Be Honest About Your Eating
Nicholas “Dr. Nick” Yphantides, MD, MPH
Freshology Medical Director
Summer is coming! I wonder how that makes you feel – especially those of you who are still struggling with your personal fitness level and the excess body weight you carry around daily. I can still vividly recall my “big old days” – how I dreaded the warming trends of spring. It was very unsettling for me as it meant I would have to shed the layers of clothes that I used to find solace in and hide behind. When I weighed nearly 500 pounds, I often found comfort in trying to cover myself up by wearing over sized sweaters, baggy elastic sweats and other extra layers of clothing that I felt somehow protected me. The truth is that as a very large and out of shape man, there was a tremendous amount of painful emotional isolation that I experienced on a daily basis. A vicious cycle is often created as shame can lead people (including myself) to eat more and treat food as if it is Valium or Prozac on a plate.
Ample research has been done to prove the association of being overweight or obese and having feelings of shame, dread and depression. Furthermore, a person who is obese is likely to eat more in the effort to find comfort. Thus, the cycle commences. I myself used to eat for all the wrong reasons. I stuffed more fast-food wrappers and Jack in the Box bags under my car seat than I care to remember. No way would I ever let my family see me cleaning out my vehicle at home!
Often shameful eaters pig out in response to guilt or something shameful from the past. Some eat to mask the pain from childhood trauma such as sexual abuse. In fact, I’ve seen medical studies that suggest many victims of abuse end up becoming obese.

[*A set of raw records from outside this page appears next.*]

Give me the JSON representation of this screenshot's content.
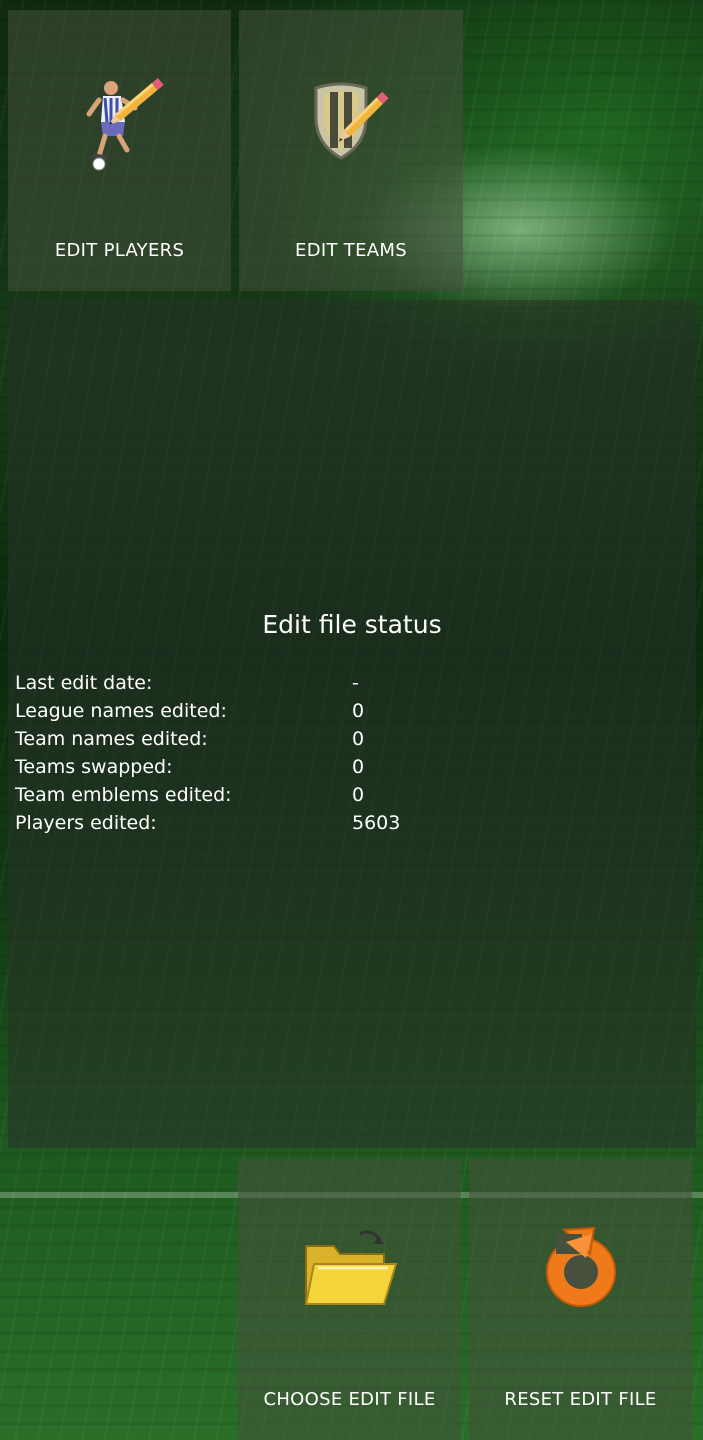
{
  "tiles": {
    "edit_players": {
      "label": "EDIT PLAYERS",
      "icon": "player-pencil-icon"
    },
    "edit_teams": {
      "label": "EDIT TEAMS",
      "icon": "shield-pencil-icon"
    },
    "choose_edit_file": {
      "label": "CHOOSE EDIT FILE",
      "icon": "folder-open-icon"
    },
    "reset_edit_file": {
      "label": "RESET EDIT FILE",
      "icon": "reset-arrow-icon"
    }
  },
  "status": {
    "title": "Edit file status",
    "rows": [
      {
        "label": "Last edit date:",
        "value": "-"
      },
      {
        "label": "League names edited:",
        "value": "0"
      },
      {
        "label": "Team names edited:",
        "value": "0"
      },
      {
        "label": "Teams swapped:",
        "value": "0"
      },
      {
        "label": "Team emblems edited:",
        "value": "0"
      },
      {
        "label": "Players edited:",
        "value": "5603"
      }
    ]
  },
  "colors": {
    "tile_bg": "#46503c",
    "accent_orange": "#f07a1a",
    "folder_yellow": "#f5d33a",
    "background_green": "#163a17"
  }
}
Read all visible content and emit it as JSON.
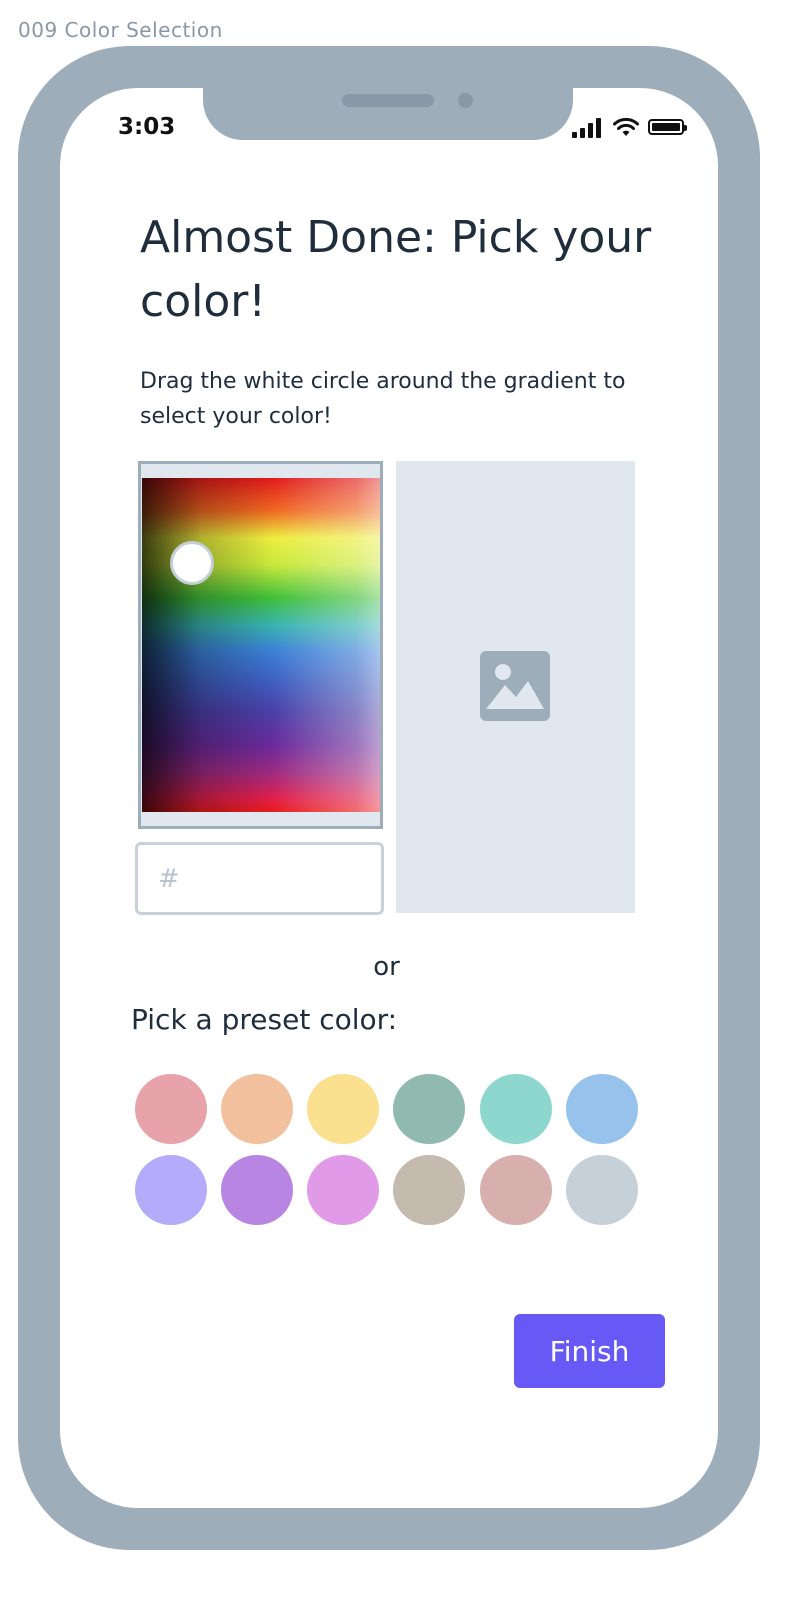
{
  "frame_label": "009 Color Selection",
  "status_bar": {
    "time": "3:03",
    "icons": [
      "signal-icon",
      "wifi-icon",
      "battery-icon"
    ]
  },
  "page": {
    "title": "Almost Done: Pick your color!",
    "subtitle": "Drag the white circle around the gradient to select your color!"
  },
  "color_picker": {
    "hex_placeholder": "#",
    "hex_value": ""
  },
  "preview": {
    "icon": "image-placeholder-icon"
  },
  "divider_text": "or",
  "presets": {
    "label": "Pick a preset color:",
    "colors": [
      "#e8a2aa",
      "#f3c09e",
      "#fbe08f",
      "#90b9b0",
      "#8dd7cf",
      "#97c2eb",
      "#b4abfa",
      "#b886e2",
      "#e09ae7",
      "#c4baad",
      "#d7b0ae",
      "#c5d0d9"
    ]
  },
  "actions": {
    "finish_label": "Finish"
  },
  "theme": {
    "accent": "#6659f6",
    "phone_frame": "#9dadb9",
    "text": "#1f2d3d"
  }
}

While alcohol may lift the spirits, it was never designed to be the sole coping mechanism with which one uses to deal with the anguish of past or present realities. So too, food was not designed to be a source of companionship, anxiety relief, or as a way of dealing with guilt. While there is nothing wrong with enjoying the experience—and I’m so all for eating the highest quality, most delicious food and enjoying it in the process—food is nothing more than fuel to keep the body going. Author Marc David once said, “Eating is life. Each time we eat, the soul continues its earthly journey. With every morsel of food swallowed, a voice says, ‘I choose life.’ I choose to eat and I yearn for something more.” By overindulging we are depriving ourselves of what is possible, the liberation that is possible through healthy living, because a liberating and exhilarating form of living is one that is free of shame and dread.
I challenge you to face head on the irony of the vicious cycle if that is what you are experiencing. Seeking psychological and emotional assistance is often absolutely necessary and all of us have the opportunity to pursue appropriate support and encouragement towards a healthy way of life. I would encourage you to strategically open up and share your heart with others who are prepared to support you. Are ready to take off the layers that inhibit the way that you relate to one another, preventing authenticity and vulnerability?
It is time to be honest. Honest with yourself and those around you in order to experience the joy of thriving as a healthy person. The English author C.S. Lewis once said “Friendship is born at the moment when one person says to another: What! You too? I thought I was the only one.” Prepare yourself for the warmer weather by taking off the clothes of your heart & feel more confident when taking off your physical clothes this summer.
Dr. Nick Yphantides, MD, MPH is the consulting Medical Director for Freshology and the author of “My Big Fat Greek Diet.” He also serves as the Chief Medical Officer for San Diego County. More information about Dr. Nick can be found at www.healthsteward.com